- AIM OF THE TASK -
All lines in the records that carry the string "selected" are to be shown.

------------------------------

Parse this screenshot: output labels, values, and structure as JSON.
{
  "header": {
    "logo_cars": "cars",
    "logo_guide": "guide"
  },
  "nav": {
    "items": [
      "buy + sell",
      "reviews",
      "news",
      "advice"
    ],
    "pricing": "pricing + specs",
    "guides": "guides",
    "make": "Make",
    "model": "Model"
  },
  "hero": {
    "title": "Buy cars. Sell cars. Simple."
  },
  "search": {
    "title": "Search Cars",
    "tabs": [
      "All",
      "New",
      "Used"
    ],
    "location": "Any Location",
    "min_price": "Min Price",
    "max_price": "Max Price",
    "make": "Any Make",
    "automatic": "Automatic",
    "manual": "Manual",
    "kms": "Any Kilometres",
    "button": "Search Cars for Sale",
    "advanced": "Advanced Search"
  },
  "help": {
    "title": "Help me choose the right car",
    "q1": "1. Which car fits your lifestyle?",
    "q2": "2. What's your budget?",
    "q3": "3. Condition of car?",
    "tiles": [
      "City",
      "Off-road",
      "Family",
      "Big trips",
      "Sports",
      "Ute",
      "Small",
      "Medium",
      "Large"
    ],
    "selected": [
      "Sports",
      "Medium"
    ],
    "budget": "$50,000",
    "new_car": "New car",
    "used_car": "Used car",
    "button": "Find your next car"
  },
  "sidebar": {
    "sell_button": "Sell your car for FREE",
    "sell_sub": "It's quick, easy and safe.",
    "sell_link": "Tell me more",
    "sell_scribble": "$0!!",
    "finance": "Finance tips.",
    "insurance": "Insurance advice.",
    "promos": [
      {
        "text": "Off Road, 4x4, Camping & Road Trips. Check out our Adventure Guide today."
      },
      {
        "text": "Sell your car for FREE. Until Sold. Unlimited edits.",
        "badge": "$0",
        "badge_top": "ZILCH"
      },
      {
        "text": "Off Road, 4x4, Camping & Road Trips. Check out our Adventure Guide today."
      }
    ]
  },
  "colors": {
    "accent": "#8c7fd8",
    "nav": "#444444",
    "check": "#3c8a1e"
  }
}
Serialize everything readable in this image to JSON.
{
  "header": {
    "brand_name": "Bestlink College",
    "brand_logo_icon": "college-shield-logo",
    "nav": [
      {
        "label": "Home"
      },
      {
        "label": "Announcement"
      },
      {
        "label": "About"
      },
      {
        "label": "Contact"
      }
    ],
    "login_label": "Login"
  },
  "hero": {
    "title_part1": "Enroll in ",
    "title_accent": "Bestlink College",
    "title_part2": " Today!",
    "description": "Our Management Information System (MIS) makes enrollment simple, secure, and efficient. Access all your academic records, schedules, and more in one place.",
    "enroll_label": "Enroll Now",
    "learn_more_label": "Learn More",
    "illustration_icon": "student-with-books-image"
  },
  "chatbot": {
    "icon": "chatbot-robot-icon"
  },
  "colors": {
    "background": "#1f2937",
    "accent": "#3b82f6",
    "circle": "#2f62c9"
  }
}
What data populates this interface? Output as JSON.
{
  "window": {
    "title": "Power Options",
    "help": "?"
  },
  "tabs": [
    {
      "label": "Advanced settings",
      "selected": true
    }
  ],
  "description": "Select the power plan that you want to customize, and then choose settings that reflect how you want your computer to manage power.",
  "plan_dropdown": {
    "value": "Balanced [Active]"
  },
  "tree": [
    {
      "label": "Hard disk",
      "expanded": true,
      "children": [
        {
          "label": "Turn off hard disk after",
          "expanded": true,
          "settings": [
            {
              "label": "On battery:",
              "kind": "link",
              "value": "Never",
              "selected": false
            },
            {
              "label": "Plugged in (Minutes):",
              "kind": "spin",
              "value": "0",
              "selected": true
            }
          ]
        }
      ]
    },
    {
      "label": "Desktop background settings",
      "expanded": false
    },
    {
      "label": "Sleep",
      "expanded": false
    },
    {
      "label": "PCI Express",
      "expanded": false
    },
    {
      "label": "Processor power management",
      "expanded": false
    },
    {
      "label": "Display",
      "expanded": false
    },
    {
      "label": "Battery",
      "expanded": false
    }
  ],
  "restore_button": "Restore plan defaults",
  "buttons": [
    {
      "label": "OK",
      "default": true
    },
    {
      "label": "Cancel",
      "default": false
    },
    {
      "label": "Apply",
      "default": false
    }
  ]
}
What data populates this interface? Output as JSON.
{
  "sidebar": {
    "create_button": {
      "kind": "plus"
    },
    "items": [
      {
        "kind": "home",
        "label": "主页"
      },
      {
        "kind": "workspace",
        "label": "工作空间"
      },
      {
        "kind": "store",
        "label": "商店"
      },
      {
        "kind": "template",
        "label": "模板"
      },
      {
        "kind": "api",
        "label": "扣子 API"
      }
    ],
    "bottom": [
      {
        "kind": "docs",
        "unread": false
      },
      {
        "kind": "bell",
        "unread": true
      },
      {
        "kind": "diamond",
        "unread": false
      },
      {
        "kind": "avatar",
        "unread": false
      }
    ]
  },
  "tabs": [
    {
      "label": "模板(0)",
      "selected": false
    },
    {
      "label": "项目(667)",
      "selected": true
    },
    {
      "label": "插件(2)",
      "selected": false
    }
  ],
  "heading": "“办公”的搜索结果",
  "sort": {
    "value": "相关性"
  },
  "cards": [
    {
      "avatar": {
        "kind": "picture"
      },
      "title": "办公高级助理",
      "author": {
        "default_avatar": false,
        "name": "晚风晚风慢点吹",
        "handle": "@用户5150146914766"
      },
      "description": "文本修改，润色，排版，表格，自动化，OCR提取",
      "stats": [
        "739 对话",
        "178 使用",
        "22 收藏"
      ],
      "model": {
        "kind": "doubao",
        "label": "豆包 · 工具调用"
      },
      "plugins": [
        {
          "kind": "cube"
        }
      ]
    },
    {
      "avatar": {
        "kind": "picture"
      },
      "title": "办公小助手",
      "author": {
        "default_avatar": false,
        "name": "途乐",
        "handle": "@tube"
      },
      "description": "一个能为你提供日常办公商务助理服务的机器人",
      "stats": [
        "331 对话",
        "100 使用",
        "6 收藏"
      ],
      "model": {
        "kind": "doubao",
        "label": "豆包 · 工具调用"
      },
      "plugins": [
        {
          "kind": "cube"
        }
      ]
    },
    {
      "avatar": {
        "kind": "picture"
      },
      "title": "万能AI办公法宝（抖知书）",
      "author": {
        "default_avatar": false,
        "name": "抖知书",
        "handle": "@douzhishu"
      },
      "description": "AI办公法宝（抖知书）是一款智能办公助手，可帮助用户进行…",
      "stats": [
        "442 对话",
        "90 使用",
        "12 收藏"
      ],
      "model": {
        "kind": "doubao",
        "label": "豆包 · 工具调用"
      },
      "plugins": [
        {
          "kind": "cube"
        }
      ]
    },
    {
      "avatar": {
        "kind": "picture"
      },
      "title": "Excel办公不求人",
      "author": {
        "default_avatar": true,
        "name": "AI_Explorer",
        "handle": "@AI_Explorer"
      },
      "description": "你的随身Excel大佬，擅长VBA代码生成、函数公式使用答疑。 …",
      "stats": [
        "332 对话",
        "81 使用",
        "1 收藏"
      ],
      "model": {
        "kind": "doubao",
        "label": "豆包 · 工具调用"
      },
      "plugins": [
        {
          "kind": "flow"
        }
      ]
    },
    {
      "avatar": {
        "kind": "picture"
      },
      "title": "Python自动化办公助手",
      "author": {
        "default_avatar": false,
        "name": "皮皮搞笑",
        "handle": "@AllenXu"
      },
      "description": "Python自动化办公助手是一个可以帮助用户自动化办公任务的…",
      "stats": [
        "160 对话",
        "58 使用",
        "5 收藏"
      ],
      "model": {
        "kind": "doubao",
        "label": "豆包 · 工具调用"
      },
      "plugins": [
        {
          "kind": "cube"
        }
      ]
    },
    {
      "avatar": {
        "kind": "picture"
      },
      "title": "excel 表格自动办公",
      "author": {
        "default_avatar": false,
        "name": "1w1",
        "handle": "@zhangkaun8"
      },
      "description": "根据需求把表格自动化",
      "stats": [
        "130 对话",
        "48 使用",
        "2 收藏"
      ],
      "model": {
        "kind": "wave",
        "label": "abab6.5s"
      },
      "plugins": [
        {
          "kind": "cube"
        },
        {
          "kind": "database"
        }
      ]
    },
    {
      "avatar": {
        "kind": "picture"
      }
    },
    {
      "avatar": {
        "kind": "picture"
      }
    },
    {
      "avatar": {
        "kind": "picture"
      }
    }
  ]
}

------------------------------

- RESULT FOR THIS EXERCISE -
    "selected": [
      "selected": true
              "selected": false
              "selected": true
      "selected": false
      "selected": true
      "selected": false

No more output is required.